“I have no symptoms of AFib”

Arizona-based Paul Marvin just turned 79 several months ago and feels pretty good.

“I have atrial fibrillation,” he says, “but I’ve never felt a thing. I’ve had no symptoms, ever.” 

His AFib was caught during an annual physical almost 30 years ago—and Paul didn’t believe it at the time. “I remember thinking, ‘Really? I don’t feel a thing,’ says Paul, who shared his skepticism with his doctor at the time. “I told him that I didn’t have AFib, that I was healthy, working out, and feeling fine.”

His doctor put him on a holter monitor the next morning—and Paul was instructed to call the office with the digital results from the monitor at two points the next day: lunchtime and dinnertime.  

“I went about my work and didn’t worry about it. Then at noon I looked at the counter and called the doctor’s office with the results: 6,” says Paul. “Then after dinner that night, I called them again with the results: 5.” The nurse told him to come in the next morning to go over the results with the doctor.

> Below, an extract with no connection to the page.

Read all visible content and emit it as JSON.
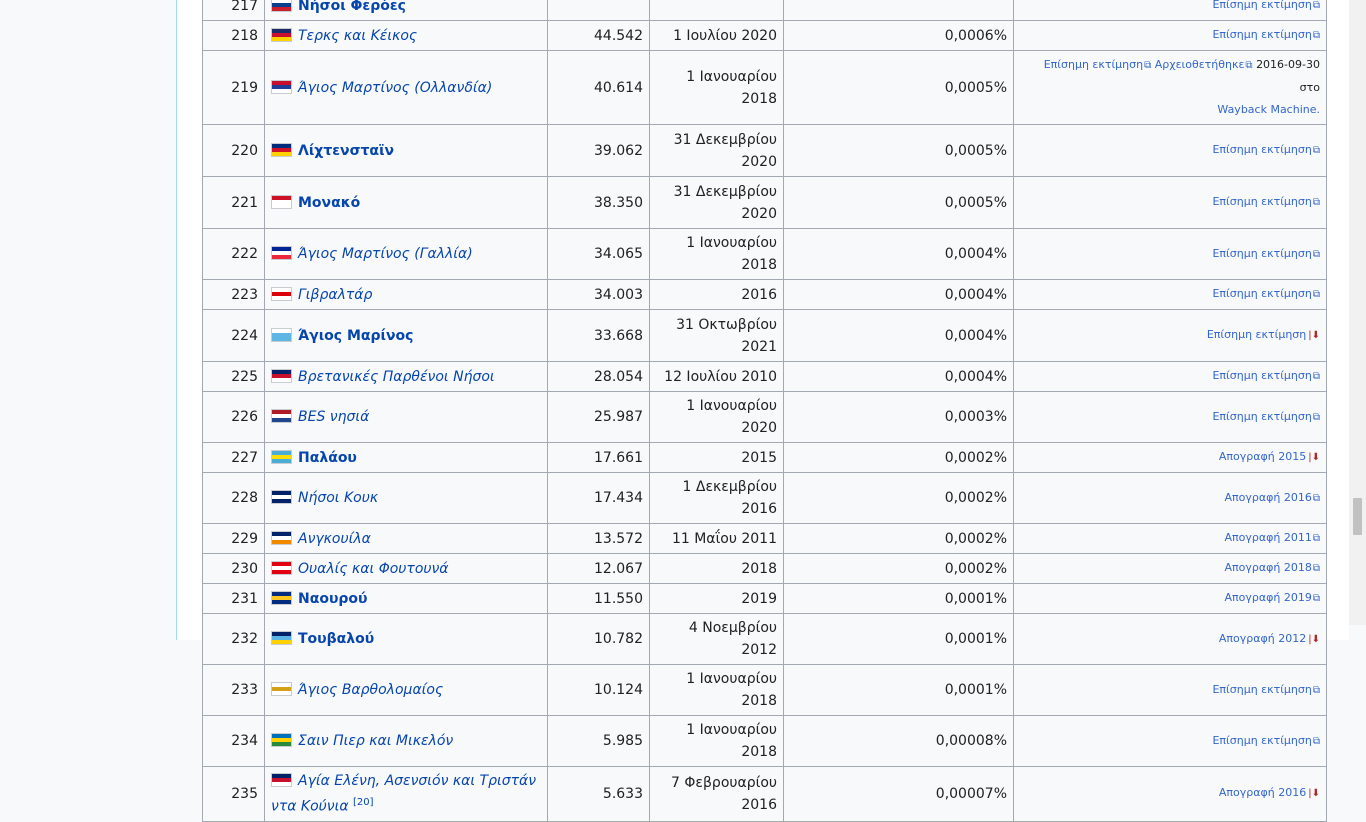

At his appointment, Paul remembers asking, “Doc, how did I do?” making a point to tell the doctor that he had felt great the entire previous day while wearing the monitor. The doctor’s response: “You flunked. 

You went into atrial fibrillation 11 times. If you don’t go on medication, you’ll end up dying from this.” Paul’s response: “Well, if it’s a choice between dying and taking medication, I’ll choose the medication.” He’s been on the medication ever since.

Approximately 40 percent of people with atrial fibrillation have asymptomatic or silent AFib. Not only do people with this type of AFib have no symptoms, but their irregular heartbeat can also come and go—making it hard to detect on a regular exam. People who have it are five times more likely to have a stroke than those who are symptomatic as they’re less likely to get treated for their AFib. Home detection devices, such as heart monitoring apps and smart watches, can help: by regularly checking the heart rhythm, these digital advances can alert patients—and their doctors—of a potential problem. 

“In the upper left portion of my heart, I have an outpouching [left atrial appendage],” explains Paul. “It’s an area of my heart with a weakened wall where blood accumulates and isn’t able to be pumped out. The problem is that if the blood isn’t moving and is pooling in this area, it can easily coagulate, causing a clot that could result in a stroke and/or a heart attack. The medication helps prevent that.”

Fast forward to today: Paul recently had a procedure to help close off his left atrial appendage, reducing his stroke risk and helping him to eventually get off the blood thinners he’s taking. But, as Paul says, “I’ll always continue to have an irregular heart rhythm and will always need to keep an eye on it.”